Sickle Cell disease affects nearly one hundred million people in the world and is responsible for over 50% of deaths in those with the most severe form of the disease.
In Nigeria, according to the Federal Ministry of Health, sickle cell disease is among the ten (10) priority non- communicable diseases (NCD) and it contributes significantly to both child and adult morbidity and mortality. Presently, Nigeria stands out as the most sickle cell endemic country in Africa with an annual infant death of 100,000 representing 8% of infant mortality in the country. It is estimated that about 24% Nigerian adults carry the Sickle Cell trait.
As alarming as the facts of the situation confronting the nation about this condition is, our response to the ordeal has been sluggish and very minimal. The mere mention of the disorder makes people cringe and postpone the discussion, yet it’s a reality that continues to worsen.

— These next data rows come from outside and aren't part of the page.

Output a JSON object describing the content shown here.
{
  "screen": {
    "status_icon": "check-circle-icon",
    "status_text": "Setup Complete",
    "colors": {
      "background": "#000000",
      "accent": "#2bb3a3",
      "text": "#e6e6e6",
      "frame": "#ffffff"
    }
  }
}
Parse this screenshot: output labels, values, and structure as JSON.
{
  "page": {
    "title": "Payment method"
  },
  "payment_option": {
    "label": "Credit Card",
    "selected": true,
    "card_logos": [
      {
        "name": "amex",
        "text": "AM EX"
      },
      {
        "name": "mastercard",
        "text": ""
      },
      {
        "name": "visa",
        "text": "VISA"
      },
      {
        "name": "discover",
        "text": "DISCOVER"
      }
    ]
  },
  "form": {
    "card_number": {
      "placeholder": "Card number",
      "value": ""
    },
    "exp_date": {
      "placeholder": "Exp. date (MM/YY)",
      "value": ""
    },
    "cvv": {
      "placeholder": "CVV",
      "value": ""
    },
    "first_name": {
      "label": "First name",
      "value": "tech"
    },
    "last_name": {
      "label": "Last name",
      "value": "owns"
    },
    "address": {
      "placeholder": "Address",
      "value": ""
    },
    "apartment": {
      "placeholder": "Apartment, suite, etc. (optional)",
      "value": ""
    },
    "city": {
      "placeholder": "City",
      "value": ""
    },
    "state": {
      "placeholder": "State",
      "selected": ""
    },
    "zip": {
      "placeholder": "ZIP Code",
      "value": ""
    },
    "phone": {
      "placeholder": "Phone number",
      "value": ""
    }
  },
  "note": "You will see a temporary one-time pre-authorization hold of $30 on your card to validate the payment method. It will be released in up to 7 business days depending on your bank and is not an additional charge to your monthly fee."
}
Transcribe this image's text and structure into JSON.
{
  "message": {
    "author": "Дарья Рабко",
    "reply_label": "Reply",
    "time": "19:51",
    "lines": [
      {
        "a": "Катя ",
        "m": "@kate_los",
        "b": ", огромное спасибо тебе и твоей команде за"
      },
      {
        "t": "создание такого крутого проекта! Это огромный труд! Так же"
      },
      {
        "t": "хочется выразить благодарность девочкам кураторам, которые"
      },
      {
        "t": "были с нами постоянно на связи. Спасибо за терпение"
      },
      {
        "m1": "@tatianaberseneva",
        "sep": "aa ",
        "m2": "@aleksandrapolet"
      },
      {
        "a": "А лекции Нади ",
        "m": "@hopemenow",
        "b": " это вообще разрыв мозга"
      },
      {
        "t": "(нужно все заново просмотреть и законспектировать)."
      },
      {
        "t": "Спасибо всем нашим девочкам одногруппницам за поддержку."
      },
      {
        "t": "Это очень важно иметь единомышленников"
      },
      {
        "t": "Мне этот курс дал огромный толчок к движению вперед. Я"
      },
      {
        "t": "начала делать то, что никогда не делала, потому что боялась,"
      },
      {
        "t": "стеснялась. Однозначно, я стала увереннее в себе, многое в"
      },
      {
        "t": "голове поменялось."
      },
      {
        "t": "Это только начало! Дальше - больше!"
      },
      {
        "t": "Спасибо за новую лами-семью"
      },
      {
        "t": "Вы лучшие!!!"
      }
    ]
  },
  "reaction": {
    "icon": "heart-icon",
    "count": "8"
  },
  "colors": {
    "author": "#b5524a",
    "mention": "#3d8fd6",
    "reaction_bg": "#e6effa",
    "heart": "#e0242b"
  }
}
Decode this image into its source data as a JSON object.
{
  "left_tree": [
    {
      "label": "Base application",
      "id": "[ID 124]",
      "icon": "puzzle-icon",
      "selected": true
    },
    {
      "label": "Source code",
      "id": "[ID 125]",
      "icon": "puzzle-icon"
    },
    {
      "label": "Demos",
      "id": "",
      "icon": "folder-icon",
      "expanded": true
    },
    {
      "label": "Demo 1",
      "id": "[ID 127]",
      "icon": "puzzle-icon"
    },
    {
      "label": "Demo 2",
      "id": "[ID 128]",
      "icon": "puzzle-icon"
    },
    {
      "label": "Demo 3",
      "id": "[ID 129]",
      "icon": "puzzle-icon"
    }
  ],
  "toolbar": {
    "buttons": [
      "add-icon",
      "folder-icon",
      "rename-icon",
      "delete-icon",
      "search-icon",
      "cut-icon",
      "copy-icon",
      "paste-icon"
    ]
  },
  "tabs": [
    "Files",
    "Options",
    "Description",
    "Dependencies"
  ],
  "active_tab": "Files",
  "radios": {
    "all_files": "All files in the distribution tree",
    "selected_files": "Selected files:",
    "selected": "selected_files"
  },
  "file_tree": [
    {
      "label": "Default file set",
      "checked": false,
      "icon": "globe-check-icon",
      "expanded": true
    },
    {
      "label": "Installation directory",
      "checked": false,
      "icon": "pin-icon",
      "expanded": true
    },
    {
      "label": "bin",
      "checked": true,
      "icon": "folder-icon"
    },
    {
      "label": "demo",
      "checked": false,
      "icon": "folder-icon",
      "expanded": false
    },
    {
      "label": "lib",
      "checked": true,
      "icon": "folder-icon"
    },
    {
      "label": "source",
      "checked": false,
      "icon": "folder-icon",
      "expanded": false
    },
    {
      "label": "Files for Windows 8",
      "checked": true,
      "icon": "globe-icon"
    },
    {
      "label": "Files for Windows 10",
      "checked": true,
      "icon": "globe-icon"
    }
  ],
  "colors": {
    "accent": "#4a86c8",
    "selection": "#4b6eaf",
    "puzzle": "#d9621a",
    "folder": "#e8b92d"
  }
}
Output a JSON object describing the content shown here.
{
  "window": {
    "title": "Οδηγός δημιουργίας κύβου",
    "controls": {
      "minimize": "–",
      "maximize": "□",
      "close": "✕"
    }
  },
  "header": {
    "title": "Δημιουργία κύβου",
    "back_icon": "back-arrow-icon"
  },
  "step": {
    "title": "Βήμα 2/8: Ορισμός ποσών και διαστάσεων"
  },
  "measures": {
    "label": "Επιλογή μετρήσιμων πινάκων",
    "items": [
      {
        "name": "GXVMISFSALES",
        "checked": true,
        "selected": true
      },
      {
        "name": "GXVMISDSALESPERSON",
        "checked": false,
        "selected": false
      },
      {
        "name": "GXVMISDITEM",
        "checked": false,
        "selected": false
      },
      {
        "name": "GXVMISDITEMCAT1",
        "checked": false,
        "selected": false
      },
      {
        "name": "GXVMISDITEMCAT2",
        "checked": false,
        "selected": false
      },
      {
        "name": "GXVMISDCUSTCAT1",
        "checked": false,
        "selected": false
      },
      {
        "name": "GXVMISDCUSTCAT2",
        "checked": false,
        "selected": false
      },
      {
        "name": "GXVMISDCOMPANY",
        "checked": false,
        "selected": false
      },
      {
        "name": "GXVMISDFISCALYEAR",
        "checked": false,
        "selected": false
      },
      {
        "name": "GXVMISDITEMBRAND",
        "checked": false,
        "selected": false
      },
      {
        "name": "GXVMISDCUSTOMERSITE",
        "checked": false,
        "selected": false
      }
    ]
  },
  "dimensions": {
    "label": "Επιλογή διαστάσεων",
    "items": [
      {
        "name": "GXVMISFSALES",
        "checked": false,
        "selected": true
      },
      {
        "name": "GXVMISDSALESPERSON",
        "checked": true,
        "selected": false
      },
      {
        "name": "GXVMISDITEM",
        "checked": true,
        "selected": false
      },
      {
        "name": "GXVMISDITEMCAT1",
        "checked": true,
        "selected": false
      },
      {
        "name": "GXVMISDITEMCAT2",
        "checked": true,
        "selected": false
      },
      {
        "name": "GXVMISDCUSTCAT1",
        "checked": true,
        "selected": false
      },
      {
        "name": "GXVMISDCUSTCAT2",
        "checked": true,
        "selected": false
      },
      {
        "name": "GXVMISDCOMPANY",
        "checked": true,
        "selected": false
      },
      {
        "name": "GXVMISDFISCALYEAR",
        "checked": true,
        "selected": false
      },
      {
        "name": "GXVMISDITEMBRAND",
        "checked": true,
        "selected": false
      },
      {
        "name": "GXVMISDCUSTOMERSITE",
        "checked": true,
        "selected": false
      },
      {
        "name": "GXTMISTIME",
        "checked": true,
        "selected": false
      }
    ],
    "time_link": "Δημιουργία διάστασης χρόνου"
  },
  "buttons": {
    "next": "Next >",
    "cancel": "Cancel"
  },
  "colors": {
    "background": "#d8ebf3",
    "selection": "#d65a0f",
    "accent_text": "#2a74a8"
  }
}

 The recurrent pain and complications caused by the disorder can interfere with many aspects of the individual’s  life, including education, employment and psychosocial development. Presently, the only cure for SCD is the bone marrow transplant. However, cost-effective treatment exists for the pain and other aspects of the disease. The most important components of this treatment are early intervention with analgesics, antibiotics, rest, good nutrition, folic acid supplementation and high fluid intake. At times, invasive procedures such as blood transfusions and surgery may be required.

Counseling and prevention of the causes and early treatment of infections are simple measures not readily accessible to most individuals . As a result, the majority of children with the most severe form of the disorder die before the age of five, usually from the complications associated with infections or severe anemia. The survivors remain vulnerable to exacerbations of the disease and the complications mentioned above. Unfortunately, this situation is further compounded by the lack of basic facilities to manage patients. Systematic screening for SCD using a simple blood test is not a common practice, and diagnosis is usually only made when a severe complication occurs.

SCD has major social and economic implications for the affected child as well as the family. Recurrent sickle-cell crises interfere with the individual’s life, especially with regard to education, work and psychosocial development and other related cultural traumas. Through repeated failures in the quality of care, sickle cell anemia can become a chronic illness i.e. an extremely expensive and highly stressful health-care crisis. At such times, primary caregivers (often parents) are exasperated and might want to give up in despair; even desiring the death of the child at times, as a source of release for both the child and his care-givers.  This Foundation seeks to ameliorate the harsh psychosocial trauma that patients and care-givers experience.